Briggs talked mostly about his work on the “kite runner” (which, he noted, he named after Khaled Hosseini’s 2003 novel), so I won’t restate what Jerry covers admirably above. Briggs mentioned that the reviewers were less certain than he was that the ‘kites’ were juveniles, rather than parasites or something else, and that he did see the reviewers’ point, but still thinks they are juveniles. He showed a number of neat 3-dimensional rotating videos of their fossil reconstructions. For a museum audience, it was a bit wince-inducing, but understandable, to know that the method of preparation destroyed the specimen. Briggs is a also a museum guy, and is working to develop non-destructive forms of imaging, and was consulting on this trip with physicists at Argonne National Laboratory. Such imaging would also be enormously time saving, as the specimens come in nodules, and they don’t know what fossil is in a nodule till it’s ground through a considerable ways. He also quipped that PNAS (where his paper was published) stands for “Probably Not Acceptable in Science“, which is a “nerdy science joke“. (BTW, I think Jerry’s Artie O’Dactyl also eminently qualifies as a “nerdy science joke“!)
He made two other interesting points. First, the apparent extinction of many of the unusual soft-bodied forms at the end of the Cambrian seems to be a preservational artifact. There is a period from the late Cambrian into the Ordovician from which no lagerstatten are known. (Lagerstatten are deposits with unusual preservation in which soft parts are fossilized, such as the Burgess Shale of British Columbia.) Cambrian “weirdos” are now turning up in these later lagerstatten. For example, anomalocarids (well known in the Burgess Shale), are also now known from the Fezouata, Morocco, lagerstatte, which is Ordovician. There are a lot of taxa represented in the Ordovician, which is the peak of diversity origination, referred to as “GOBE” (the Great Ordovician Biodiversification Event).

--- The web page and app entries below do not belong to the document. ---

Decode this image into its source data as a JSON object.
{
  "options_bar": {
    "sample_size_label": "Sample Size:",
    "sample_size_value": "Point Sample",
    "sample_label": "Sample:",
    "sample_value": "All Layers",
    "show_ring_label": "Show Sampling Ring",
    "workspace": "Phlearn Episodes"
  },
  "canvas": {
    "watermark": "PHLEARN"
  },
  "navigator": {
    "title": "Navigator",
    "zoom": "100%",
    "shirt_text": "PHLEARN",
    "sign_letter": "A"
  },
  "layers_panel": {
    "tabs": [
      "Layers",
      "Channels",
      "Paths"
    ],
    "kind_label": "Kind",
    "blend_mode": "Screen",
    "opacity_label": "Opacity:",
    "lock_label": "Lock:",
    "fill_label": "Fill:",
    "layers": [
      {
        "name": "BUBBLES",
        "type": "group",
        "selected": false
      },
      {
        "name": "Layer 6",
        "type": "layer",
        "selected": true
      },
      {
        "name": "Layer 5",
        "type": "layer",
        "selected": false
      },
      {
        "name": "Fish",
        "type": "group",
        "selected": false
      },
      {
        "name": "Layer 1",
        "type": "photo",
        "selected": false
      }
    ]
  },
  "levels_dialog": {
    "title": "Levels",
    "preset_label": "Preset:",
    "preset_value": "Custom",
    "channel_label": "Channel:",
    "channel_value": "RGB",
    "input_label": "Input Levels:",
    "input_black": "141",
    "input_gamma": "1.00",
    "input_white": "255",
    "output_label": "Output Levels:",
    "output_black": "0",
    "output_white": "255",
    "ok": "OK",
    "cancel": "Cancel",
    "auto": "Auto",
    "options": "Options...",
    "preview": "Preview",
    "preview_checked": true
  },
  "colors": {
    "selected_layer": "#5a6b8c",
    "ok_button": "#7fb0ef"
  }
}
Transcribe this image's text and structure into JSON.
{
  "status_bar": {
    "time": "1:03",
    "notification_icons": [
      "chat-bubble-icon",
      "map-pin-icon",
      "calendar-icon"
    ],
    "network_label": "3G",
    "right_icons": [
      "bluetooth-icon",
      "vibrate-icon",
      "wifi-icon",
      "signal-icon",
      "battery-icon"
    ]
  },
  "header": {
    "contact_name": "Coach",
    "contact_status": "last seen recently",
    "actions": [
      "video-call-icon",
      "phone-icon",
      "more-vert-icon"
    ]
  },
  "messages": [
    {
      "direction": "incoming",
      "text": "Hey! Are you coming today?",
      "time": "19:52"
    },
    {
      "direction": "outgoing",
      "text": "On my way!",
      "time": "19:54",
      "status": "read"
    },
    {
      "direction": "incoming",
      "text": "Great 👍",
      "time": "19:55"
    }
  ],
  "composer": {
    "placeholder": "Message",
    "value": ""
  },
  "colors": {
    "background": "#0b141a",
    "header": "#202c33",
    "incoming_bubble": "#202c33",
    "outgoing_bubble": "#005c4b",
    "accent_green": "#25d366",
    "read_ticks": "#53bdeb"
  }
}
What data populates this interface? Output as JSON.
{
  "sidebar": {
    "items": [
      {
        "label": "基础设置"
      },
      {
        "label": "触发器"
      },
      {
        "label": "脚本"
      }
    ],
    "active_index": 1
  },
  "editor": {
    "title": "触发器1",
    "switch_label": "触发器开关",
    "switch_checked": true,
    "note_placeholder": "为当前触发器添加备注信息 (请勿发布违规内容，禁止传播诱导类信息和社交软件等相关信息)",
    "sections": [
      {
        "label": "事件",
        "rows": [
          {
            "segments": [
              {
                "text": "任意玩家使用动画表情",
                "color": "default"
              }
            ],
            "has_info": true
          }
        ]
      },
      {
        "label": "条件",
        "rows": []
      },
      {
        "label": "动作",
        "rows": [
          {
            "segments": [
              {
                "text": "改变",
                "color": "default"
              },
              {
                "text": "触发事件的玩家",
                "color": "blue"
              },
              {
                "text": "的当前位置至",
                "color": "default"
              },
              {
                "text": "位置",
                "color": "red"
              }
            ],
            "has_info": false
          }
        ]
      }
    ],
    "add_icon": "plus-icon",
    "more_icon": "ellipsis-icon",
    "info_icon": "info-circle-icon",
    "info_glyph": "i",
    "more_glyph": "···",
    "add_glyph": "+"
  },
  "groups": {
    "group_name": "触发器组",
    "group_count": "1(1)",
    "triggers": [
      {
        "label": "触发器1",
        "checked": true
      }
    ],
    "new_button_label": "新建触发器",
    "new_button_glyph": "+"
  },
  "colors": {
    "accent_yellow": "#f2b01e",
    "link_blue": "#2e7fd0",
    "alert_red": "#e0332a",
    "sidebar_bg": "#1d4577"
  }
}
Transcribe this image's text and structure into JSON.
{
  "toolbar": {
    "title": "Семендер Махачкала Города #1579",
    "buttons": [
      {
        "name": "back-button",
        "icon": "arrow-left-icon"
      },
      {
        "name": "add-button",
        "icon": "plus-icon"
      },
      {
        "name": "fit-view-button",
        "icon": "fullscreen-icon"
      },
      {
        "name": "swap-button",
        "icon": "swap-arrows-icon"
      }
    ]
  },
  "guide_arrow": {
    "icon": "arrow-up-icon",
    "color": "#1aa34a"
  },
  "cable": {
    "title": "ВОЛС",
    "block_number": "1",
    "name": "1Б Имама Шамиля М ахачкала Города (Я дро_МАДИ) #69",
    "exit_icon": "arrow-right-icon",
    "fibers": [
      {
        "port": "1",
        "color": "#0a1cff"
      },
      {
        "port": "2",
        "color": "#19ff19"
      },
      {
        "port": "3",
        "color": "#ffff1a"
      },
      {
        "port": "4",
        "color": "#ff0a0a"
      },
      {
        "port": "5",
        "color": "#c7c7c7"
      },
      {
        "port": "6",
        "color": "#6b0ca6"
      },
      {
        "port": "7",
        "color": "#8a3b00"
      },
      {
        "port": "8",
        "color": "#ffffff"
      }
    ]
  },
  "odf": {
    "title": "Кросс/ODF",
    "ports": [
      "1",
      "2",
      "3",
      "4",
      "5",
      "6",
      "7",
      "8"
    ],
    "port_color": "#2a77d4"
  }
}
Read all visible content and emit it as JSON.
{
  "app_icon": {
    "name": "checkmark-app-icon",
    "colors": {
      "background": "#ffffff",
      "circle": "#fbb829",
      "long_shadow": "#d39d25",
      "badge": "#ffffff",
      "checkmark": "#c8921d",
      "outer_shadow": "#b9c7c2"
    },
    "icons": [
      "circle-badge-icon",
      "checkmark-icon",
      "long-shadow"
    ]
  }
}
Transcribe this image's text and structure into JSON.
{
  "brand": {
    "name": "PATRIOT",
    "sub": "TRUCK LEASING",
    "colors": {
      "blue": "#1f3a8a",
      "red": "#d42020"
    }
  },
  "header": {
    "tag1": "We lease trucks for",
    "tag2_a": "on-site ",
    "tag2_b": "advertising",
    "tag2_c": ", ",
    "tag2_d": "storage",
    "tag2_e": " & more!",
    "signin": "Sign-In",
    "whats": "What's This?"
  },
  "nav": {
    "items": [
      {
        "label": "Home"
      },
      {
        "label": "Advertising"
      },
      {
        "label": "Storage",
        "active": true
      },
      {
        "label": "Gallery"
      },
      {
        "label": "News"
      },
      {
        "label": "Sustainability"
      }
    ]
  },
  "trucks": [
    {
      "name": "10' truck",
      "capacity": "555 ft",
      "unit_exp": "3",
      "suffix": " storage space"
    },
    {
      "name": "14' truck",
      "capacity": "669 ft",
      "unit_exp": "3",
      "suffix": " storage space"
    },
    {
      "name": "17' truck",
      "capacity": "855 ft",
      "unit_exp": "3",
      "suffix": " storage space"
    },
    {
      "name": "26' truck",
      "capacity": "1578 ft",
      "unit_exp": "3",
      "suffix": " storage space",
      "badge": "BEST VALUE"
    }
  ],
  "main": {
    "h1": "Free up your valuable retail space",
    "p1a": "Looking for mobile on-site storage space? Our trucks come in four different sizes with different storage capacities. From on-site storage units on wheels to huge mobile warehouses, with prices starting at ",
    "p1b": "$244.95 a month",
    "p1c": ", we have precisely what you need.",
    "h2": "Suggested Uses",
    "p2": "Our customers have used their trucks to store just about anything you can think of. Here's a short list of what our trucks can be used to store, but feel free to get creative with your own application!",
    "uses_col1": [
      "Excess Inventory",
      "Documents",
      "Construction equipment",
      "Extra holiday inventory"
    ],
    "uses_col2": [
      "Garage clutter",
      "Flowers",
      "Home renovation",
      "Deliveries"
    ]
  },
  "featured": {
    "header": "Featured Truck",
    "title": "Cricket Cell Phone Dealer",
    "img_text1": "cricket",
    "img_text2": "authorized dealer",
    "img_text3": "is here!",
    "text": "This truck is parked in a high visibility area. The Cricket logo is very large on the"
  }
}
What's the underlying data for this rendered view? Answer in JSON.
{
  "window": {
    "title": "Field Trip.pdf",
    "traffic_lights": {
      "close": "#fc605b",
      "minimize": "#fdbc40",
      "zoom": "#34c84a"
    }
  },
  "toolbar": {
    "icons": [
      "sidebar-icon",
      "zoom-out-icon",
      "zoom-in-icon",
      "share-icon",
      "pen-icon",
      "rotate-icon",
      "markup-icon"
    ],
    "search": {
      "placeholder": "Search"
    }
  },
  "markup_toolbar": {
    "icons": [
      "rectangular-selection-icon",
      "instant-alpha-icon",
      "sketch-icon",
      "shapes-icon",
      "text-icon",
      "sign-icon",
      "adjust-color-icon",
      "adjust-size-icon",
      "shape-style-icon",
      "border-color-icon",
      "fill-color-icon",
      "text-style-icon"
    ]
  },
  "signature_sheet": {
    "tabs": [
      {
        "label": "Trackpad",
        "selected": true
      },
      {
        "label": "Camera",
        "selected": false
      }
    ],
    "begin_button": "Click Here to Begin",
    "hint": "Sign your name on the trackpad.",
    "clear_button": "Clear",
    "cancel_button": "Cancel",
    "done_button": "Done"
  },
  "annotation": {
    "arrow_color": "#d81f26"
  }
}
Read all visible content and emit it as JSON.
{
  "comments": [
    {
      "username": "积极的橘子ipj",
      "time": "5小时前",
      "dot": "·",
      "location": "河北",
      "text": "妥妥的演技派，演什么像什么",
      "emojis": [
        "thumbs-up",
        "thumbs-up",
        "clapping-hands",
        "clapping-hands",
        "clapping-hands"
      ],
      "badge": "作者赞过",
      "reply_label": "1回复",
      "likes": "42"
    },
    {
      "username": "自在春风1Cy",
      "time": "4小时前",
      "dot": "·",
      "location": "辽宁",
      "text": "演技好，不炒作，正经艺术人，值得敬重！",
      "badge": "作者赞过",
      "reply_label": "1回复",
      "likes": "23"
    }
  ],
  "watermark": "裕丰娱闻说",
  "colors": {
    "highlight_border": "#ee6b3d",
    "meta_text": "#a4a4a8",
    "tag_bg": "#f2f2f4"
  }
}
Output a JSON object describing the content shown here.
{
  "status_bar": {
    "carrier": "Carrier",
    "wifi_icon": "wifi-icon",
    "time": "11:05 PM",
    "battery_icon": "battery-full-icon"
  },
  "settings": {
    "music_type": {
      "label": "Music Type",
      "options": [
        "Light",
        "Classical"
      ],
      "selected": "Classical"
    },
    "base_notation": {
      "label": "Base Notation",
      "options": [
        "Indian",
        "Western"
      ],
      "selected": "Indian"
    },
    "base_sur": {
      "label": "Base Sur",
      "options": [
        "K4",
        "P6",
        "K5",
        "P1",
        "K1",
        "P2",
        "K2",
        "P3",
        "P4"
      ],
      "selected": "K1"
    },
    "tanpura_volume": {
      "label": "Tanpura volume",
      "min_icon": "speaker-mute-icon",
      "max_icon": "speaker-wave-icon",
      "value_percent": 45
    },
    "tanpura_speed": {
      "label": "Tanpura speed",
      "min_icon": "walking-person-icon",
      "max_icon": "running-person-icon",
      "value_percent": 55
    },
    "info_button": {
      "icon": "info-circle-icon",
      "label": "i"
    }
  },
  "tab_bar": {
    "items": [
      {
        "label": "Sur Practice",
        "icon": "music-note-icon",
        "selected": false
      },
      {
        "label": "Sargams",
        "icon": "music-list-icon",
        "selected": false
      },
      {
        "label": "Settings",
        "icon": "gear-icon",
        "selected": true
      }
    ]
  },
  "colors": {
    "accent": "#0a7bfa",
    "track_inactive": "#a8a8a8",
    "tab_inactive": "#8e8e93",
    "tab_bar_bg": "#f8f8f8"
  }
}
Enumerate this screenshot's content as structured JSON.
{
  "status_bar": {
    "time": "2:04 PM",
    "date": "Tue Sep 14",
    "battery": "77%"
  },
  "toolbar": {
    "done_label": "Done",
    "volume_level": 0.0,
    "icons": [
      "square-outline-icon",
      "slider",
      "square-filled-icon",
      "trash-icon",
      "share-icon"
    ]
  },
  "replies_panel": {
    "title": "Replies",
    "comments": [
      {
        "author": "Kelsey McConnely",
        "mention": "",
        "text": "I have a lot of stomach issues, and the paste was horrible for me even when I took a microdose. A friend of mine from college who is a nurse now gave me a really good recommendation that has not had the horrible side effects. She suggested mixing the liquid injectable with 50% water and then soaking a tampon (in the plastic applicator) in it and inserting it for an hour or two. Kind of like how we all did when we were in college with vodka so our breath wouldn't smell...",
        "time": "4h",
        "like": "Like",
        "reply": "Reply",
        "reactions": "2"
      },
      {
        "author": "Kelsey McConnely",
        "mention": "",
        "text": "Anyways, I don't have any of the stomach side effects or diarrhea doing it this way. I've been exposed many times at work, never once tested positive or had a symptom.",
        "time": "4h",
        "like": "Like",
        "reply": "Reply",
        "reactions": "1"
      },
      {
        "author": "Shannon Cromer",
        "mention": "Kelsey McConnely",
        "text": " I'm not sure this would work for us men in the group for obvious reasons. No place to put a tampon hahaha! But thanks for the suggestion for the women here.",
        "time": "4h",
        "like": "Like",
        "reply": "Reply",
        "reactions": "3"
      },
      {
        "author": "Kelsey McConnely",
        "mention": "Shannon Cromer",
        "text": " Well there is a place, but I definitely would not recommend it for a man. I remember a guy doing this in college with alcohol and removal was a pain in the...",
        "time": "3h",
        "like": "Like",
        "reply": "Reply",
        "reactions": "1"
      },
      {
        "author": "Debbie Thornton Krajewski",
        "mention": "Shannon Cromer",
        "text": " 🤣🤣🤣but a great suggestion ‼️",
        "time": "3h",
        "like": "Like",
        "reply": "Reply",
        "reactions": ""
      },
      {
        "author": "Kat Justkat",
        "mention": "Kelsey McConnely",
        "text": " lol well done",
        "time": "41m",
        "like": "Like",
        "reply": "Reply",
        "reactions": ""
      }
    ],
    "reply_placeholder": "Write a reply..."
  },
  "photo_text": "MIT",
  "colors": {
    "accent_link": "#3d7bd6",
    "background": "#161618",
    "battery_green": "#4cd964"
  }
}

Second, he talked a fair amount about limb evolution in arthropods, and noted that an early horseshoe crab, Dibasterium, had an extra row of legs compared to modern Limulus. In Limulus, it turns out that important “leg genes” are also activated in the embryo in a row of small spots parallel and lateral to the actual legs– in just the places where Dibasterium‘s extra legs are! (The developmental work was done by someone else.) This reminded me of the phenomenon in vertebrates with reduced numbers of toes in which toe primordia develop a bit, and then regress.
Briggs, D. E. G., D. J. Siveter, D. J. Siveter (one is Derek, the other David!), M. D. Sutton, and D. Legg. 2016. Tiny individuals attached to a new Silurian arthropod suggest a unique mode of brood care. Proc. Nat. Acad. Sci. USA: Published online before print, April 4, 2016, doi:10.1073/pnas.1600489113